[Start of section]

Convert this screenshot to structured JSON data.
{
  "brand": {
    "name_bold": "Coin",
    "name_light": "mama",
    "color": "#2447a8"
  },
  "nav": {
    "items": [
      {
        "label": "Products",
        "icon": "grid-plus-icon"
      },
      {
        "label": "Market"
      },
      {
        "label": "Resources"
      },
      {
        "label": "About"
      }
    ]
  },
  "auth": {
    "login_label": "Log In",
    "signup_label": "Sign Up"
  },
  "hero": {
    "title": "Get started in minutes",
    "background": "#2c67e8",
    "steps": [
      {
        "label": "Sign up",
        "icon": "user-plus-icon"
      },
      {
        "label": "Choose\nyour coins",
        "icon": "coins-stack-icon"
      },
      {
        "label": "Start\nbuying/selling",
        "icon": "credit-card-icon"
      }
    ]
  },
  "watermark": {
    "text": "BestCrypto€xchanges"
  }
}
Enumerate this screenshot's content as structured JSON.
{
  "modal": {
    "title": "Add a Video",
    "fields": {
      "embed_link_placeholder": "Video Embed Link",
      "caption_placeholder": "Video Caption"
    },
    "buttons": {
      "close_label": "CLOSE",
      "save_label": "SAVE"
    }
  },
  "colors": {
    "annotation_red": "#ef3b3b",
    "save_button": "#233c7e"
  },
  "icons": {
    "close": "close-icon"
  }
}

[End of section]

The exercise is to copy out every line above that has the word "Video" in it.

**THE ANSWER**
    "title": "Add a Video",
      "embed_link_placeholder": "Video Embed Link",
      "caption_placeholder": "Video Caption"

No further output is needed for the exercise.